[Page and application data records]
*** Begin section ***
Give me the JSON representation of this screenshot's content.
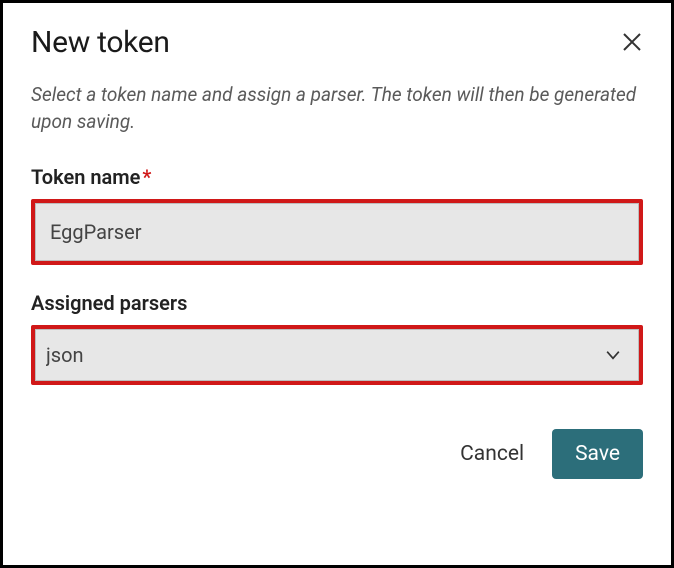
{
  "dialog": {
    "title": "New token",
    "description": "Select a token name and assign a parser. The token will then be generated upon saving.",
    "close_icon_label": "close"
  },
  "fields": {
    "token_name": {
      "label": "Token name",
      "required": true,
      "value": "EggParser"
    },
    "assigned_parsers": {
      "label": "Assigned parsers",
      "value": "json"
    }
  },
  "buttons": {
    "cancel": "Cancel",
    "save": "Save"
  }
}
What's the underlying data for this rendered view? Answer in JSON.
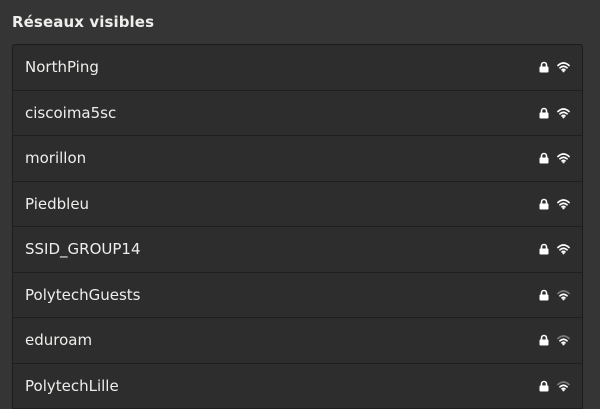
{
  "section": {
    "title": "Réseaux visibles"
  },
  "networks": [
    {
      "name": "NorthPing",
      "secured": true,
      "signal": "excellent",
      "icons": [
        "lock-icon",
        "wifi-signal-icon"
      ]
    },
    {
      "name": "ciscoima5sc",
      "secured": true,
      "signal": "excellent",
      "icons": [
        "lock-icon",
        "wifi-signal-icon"
      ]
    },
    {
      "name": "morillon",
      "secured": true,
      "signal": "excellent",
      "icons": [
        "lock-icon",
        "wifi-signal-icon"
      ]
    },
    {
      "name": "Piedbleu",
      "secured": true,
      "signal": "excellent",
      "icons": [
        "lock-icon",
        "wifi-signal-icon"
      ]
    },
    {
      "name": "SSID_GROUP14",
      "secured": true,
      "signal": "excellent",
      "icons": [
        "lock-icon",
        "wifi-signal-icon"
      ]
    },
    {
      "name": "PolytechGuests",
      "secured": true,
      "signal": "good",
      "icons": [
        "lock-icon",
        "wifi-signal-icon"
      ]
    },
    {
      "name": "eduroam",
      "secured": true,
      "signal": "good",
      "icons": [
        "lock-icon",
        "wifi-signal-icon"
      ]
    },
    {
      "name": "PolytechLille",
      "secured": true,
      "signal": "good",
      "icons": [
        "lock-icon",
        "wifi-signal-icon"
      ]
    }
  ],
  "colors": {
    "background": "#353535",
    "list_background": "#2d2d2d",
    "text": "#eeeeec",
    "icon_strong": "#ffffff",
    "icon_dim": "#7a7a7a"
  }
}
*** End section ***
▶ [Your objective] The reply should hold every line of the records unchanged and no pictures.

▶ [Response box]
Give me the JSON representation of this screenshot's content.
{
  "dialog": {
    "title": "New token",
    "description": "Select a token name and assign a parser. The token will then be generated upon saving.",
    "close_icon_label": "close"
  },
  "fields": {
    "token_name": {
      "label": "Token name",
      "required": true,
      "value": "EggParser"
    },
    "assigned_parsers": {
      "label": "Assigned parsers",
      "value": "json"
    }
  },
  "buttons": {
    "cancel": "Cancel",
    "save": "Save"
  }
}
What's the underlying data for this rendered view? Answer in JSON.
{
  "section": {
    "title": "Réseaux visibles"
  },
  "networks": [
    {
      "name": "NorthPing",
      "secured": true,
      "signal": "excellent",
      "icons": [
        "lock-icon",
        "wifi-signal-icon"
      ]
    },
    {
      "name": "ciscoima5sc",
      "secured": true,
      "signal": "excellent",
      "icons": [
        "lock-icon",
        "wifi-signal-icon"
      ]
    },
    {
      "name": "morillon",
      "secured": true,
      "signal": "excellent",
      "icons": [
        "lock-icon",
        "wifi-signal-icon"
      ]
    },
    {
      "name": "Piedbleu",
      "secured": true,
      "signal": "excellent",
      "icons": [
        "lock-icon",
        "wifi-signal-icon"
      ]
    },
    {
      "name": "SSID_GROUP14",
      "secured": true,
      "signal": "excellent",
      "icons": [
        "lock-icon",
        "wifi-signal-icon"
      ]
    },
    {
      "name": "PolytechGuests",
      "secured": true,
      "signal": "good",
      "icons": [
        "lock-icon",
        "wifi-signal-icon"
      ]
    },
    {
      "name": "eduroam",
      "secured": true,
      "signal": "good",
      "icons": [
        "lock-icon",
        "wifi-signal-icon"
      ]
    },
    {
      "name": "PolytechLille",
      "secured": true,
      "signal": "good",
      "icons": [
        "lock-icon",
        "wifi-signal-icon"
      ]
    }
  ],
  "colors": {
    "background": "#353535",
    "list_background": "#2d2d2d",
    "text": "#eeeeec",
    "icon_strong": "#ffffff",
    "icon_dim": "#7a7a7a"
  }
}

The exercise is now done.